All of our bowl forms will eventually be made using a jigger press rather than thrown on the wheel, we’re currently jiggering just four of our bowl forms: the Shallow Soup and Salad Bowl, the Medium Potter’s Bowl, the Large Potter’s Bowl, and - just this week - the Potter's Mixing Bowl.
We want you to know just what to expect from our new bowls, so we’ve shown our old hand thrown forms side by side with our new jigger pressed bowls. Below you’ll see that the old bowl forms still stack quite nicely with the new, but there are a few subtle changes to note.
Shallow Soup + Salad Bowls
The main change you’ll notice in our jigger pressed Shallow Soup and Salad bowls is in the height of the foot - the new form has a shorter foot, allowing the bowl to sit closer to the table and with a slightly lower, wider silhouette.

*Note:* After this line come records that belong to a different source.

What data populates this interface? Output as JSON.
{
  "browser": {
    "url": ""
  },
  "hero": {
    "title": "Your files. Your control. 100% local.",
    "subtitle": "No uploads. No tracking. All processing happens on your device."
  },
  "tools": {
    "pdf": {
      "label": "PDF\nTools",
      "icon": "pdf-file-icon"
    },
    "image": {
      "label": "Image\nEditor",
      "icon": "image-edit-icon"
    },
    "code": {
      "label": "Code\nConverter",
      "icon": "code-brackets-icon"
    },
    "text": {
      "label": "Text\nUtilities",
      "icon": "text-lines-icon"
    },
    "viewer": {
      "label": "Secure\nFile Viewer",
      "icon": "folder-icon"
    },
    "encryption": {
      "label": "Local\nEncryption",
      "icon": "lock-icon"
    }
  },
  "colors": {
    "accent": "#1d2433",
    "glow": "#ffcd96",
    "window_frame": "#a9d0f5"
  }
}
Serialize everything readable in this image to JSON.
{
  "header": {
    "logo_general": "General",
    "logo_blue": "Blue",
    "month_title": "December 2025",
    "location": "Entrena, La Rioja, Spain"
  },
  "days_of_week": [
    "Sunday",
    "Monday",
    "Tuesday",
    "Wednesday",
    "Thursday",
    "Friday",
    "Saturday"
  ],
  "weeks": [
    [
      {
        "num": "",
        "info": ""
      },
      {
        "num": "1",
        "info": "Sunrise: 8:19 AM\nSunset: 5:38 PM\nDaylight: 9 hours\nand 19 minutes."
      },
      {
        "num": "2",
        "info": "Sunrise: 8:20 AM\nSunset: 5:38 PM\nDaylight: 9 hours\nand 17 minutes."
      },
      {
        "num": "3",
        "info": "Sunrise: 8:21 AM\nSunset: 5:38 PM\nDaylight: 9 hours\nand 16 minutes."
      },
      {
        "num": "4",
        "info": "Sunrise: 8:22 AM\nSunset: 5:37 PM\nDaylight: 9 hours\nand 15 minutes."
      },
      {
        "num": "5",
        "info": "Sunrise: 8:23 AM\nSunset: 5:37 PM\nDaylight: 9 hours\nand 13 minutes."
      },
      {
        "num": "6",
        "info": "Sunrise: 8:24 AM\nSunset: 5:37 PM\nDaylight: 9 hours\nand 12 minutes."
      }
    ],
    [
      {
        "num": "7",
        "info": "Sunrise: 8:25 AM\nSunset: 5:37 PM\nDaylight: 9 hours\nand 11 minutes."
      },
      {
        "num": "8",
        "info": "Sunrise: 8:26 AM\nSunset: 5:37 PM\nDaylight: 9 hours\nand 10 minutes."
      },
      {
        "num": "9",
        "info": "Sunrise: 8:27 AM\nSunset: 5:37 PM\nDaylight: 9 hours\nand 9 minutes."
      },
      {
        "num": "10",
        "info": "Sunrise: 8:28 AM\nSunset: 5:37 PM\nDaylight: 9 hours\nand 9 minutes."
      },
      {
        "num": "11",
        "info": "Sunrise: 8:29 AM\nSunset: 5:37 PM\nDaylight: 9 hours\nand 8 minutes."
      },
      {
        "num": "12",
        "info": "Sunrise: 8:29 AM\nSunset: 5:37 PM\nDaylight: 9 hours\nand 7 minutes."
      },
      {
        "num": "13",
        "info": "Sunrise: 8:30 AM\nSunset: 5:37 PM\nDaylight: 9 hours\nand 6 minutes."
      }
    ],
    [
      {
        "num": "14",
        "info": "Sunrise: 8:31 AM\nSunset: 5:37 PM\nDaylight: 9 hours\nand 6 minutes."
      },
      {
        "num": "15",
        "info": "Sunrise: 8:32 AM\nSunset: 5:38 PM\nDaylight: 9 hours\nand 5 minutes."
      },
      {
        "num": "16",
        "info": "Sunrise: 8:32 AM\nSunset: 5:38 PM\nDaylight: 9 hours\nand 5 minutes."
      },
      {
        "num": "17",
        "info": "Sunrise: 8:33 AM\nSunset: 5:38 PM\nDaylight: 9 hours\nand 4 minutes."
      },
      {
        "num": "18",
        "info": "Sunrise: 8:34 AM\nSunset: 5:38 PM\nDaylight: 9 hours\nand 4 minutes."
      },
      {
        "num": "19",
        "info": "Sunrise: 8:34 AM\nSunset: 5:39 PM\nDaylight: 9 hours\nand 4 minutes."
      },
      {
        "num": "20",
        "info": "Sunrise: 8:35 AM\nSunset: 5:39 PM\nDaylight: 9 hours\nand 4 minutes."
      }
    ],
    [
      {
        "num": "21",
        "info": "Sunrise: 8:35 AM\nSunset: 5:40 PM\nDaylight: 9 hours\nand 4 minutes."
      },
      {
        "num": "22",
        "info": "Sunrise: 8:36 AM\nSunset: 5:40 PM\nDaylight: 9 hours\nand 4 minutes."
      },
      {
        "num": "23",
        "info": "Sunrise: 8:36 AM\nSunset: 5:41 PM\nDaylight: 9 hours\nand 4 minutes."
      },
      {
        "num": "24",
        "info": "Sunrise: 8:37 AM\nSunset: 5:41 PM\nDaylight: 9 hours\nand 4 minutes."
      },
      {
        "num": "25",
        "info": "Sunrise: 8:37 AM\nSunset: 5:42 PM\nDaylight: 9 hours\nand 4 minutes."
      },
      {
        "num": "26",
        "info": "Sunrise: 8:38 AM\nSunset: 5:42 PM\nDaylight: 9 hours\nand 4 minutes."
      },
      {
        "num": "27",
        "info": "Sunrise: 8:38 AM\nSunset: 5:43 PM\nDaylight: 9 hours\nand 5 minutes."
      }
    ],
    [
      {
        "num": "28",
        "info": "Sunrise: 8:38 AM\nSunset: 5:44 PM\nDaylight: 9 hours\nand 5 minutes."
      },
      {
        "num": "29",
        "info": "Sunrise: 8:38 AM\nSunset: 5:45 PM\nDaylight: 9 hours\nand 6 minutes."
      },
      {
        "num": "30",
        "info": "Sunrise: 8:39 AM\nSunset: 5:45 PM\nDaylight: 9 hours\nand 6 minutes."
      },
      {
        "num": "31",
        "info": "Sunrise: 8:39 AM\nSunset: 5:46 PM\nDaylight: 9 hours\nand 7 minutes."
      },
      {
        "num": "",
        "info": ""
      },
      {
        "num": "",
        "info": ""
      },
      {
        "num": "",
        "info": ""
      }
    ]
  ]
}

Our jiggered Potter’s Bowls have a more fluid form, with a slightly lower profile and a more rounded base that simplify mixing and make it a bit easier to scoop that last bit of grub from the bottom of your bowl.
GLAZING: DRIPS, STREAKS, + SPECKS
Since all of our work is glazed by hand with small-batch, house-made glazes, slight variations in surface should be expected and embraced. We find that small idiosyncrasies like streaking and speckling lend our dinnerware depth and character, but some people mistake them for flaws. Plenty of pots we make do have flaws - those end up on our seconds shelves - but slight variations in glaze appearance and texture are not only totally normal, but we think beautiful, too.
Streaks appear in some of our glaze surfaces as a result of our glaze application method: while many commercial potteries use industrial glaze sprayers, East Fork pots are dipped by hand into buckets of glaze, piece by piece. When a pot is dipped into and pulled out of a glaze bucket, gravity and small differences in viscosity from glaze formula to glaze formula (and batch to batch) can cause streaking. Some of our lighter, more neutral glazes - Morel, Eggshell, and Soapstone - have more flow and movement during application, causing a higher likelihood for subtle streaking.
The speckling that appears on the surface of some of our pots comes not from the glaze formulas, but from our minimally refined, iron-rich North Carolina clay body. We fire our pottery in a reduction atmosphere, which means we reduce the amount of oxygen present in the atmosphere of the kiln while it is firing. Because the gas searches for oxygen in order to burn and because the iron molecules in East Fork’s clay body contain oxygen, the gas in the kiln pulls specks of iron from the clay and up to the surface of the glaze in a random assortment of speckles. Firing in reduction is uncommon for industry potteries, but we think it is essential in highlighting the natural beauty of the North Carolina clay we use. We won't have it any other way.
We are fascinated by the less easily controlled variables of our production methods and think the results are lovely, but we always encourage you to get in touch if you foresee any concerns when placing your order so we can make sure you're just as happy using your East Fork pots as we were making them.